Determination of Steels in Kentucky Bridges
Over 200 bridges across Kentucky have steel superstructures of unknown composition and strength. Included among these are older bridges nearing the end of their design life. The team researched identification methods and developed a minimally invasive field test to identify steel strength and composition, making bridges easier to rehab and repair. KTC validated the test procedures and documented them for KYTC’s use. The end product was a database that classifies steels by weldability, mechanical (tensile) properties, ASTM or AASHTO steel type, and weathering properties.
Chloride Contamination Remediation on Steel Bridges
Painting is the primary means of corrosion prevention for most existing KYTC steel bridges. It is a very expensive operation and KYTC strives to limit its life‐cycle costs by obtaining the maximum service lives of maintenance painting projects. Prior to painting, the steel surfaces of those bridges become contaminated with chlorides from leaking deck joints or aerosols kicked up by traffic during inclement weather. Conventional maintenance painting practice begins with abrasive blasting to remove soils and existing paint. Recent research has shown that this practice retains residual chlorides trapped in high concentrations in microscopic pits. This leftover contamination serves as “hot spots” for follow‐on corrosion after the new coating is applied and has the effect of reducing the service lives of coatings.
Waterproofing Options in Bridge Decks

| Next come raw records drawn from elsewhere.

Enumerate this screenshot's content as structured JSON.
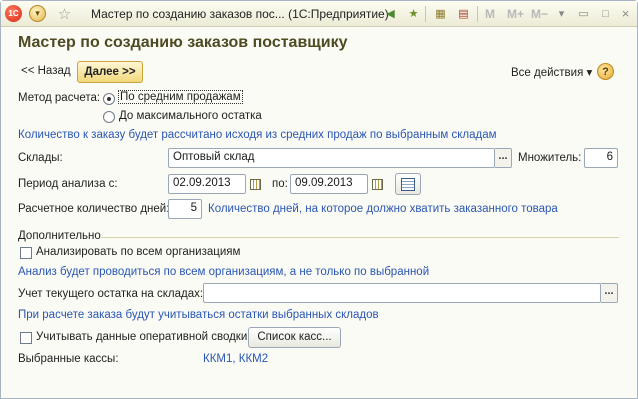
{
  "window": {
    "title": "Мастер по созданию заказов пос... (1С:Предприятие)",
    "toolbar_right": [
      "M",
      "M+",
      "M−"
    ]
  },
  "form": {
    "title": "Мастер по созданию заказов поставщику",
    "back_label": "<< Назад",
    "next_label": "Далее >>",
    "all_actions_label": "Все действия ▾",
    "help_label": "?"
  },
  "method": {
    "label": "Метод расчета:",
    "options": [
      "По средним продажам",
      "До максимального остатка"
    ],
    "selected_index": 0,
    "hint": "Количество к заказу будет рассчитано исходя из средних продаж по выбранным складам"
  },
  "warehouses": {
    "label": "Склады:",
    "value": "Оптовый склад",
    "multiplier_label": "Множитель:",
    "multiplier_value": "6"
  },
  "period": {
    "label": "Период анализа с:",
    "from": "02.09.2013",
    "to_label": "по:",
    "to": "09.09.2013"
  },
  "days": {
    "label": "Расчетное количество дней:",
    "value": "5",
    "hint": "Количество дней, на которое должно хватить заказанного товара"
  },
  "extra": {
    "group_label": "Дополнительно",
    "analyze_all_label": "Анализировать по всем организациям",
    "analyze_all_checked": false,
    "analyze_all_hint": "Анализ будет проводиться по всем организациям, а не только по выбранной",
    "stock_label": "Учет текущего остатка на складах:",
    "stock_value": "",
    "stock_hint": "При расчете заказа будут учитываться остатки выбранных складов",
    "operative_label": "Учитывать данные оперативной сводки",
    "operative_checked": false,
    "cash_list_button": "Список касс...",
    "selected_cash_label": "Выбранные кассы:",
    "selected_cash_value": "ККМ1, ККМ2"
  },
  "icons": {
    "app_logo": "1c-logo-icon",
    "menu": "main-menu-icon",
    "favorite": "star-icon",
    "calendar": "calendar-icon",
    "period_select": "period-select-icon"
  }
}
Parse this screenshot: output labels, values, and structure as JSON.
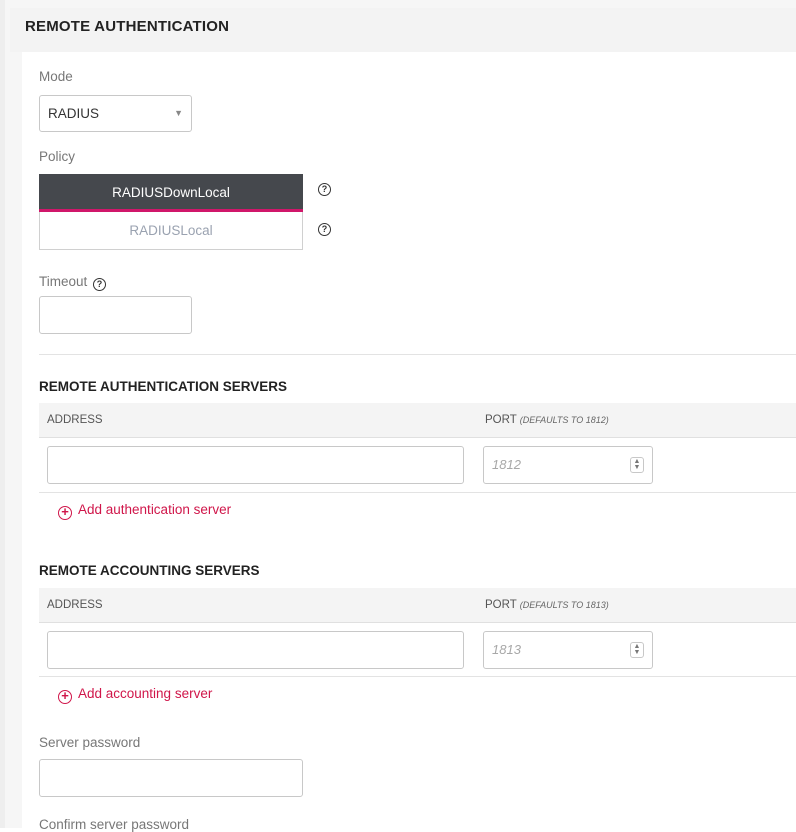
{
  "header": {
    "title": "REMOTE AUTHENTICATION"
  },
  "mode": {
    "label": "Mode",
    "value": "RADIUS"
  },
  "policy": {
    "label": "Policy",
    "options": [
      {
        "label": "RADIUSDownLocal",
        "active": true
      },
      {
        "label": "RADIUSLocal",
        "active": false
      }
    ],
    "help_glyph": "?"
  },
  "timeout": {
    "label": "Timeout",
    "value": ""
  },
  "auth_servers": {
    "title": "REMOTE AUTHENTICATION SERVERS",
    "col_address": "ADDRESS",
    "col_port": "PORT",
    "col_port_hint": "(DEFAULTS TO 1812)",
    "address_value": "",
    "port_placeholder": "1812",
    "add_label": "Add authentication server"
  },
  "acct_servers": {
    "title": "REMOTE ACCOUNTING SERVERS",
    "col_address": "ADDRESS",
    "col_port": "PORT",
    "col_port_hint": "(DEFAULTS TO 1813)",
    "address_value": "",
    "port_placeholder": "1813",
    "add_label": "Add accounting server"
  },
  "server_password": {
    "label": "Server password",
    "value": ""
  },
  "confirm_password": {
    "label": "Confirm server password"
  },
  "colors": {
    "accent": "#d0166a",
    "active_segment": "#45484d",
    "link": "#d0164a"
  }
}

The increased use of deicing chemicals requires that bridge decks be waterproofed for protection. Because bridge decks are such a high maintenance item for KYTC, the Center investigated waterproofing membranes that protect and create a renewable deck surface. Researchers developed laboratory procedures to prequalify products to be tested in the field, including waterproofing membranes, polymer asphalts and laminates. Not only did the team look at the application requirements, but analyzed cost, best locations for use, and how the Cabinet would be able to adopt any candidate waterproofing systems.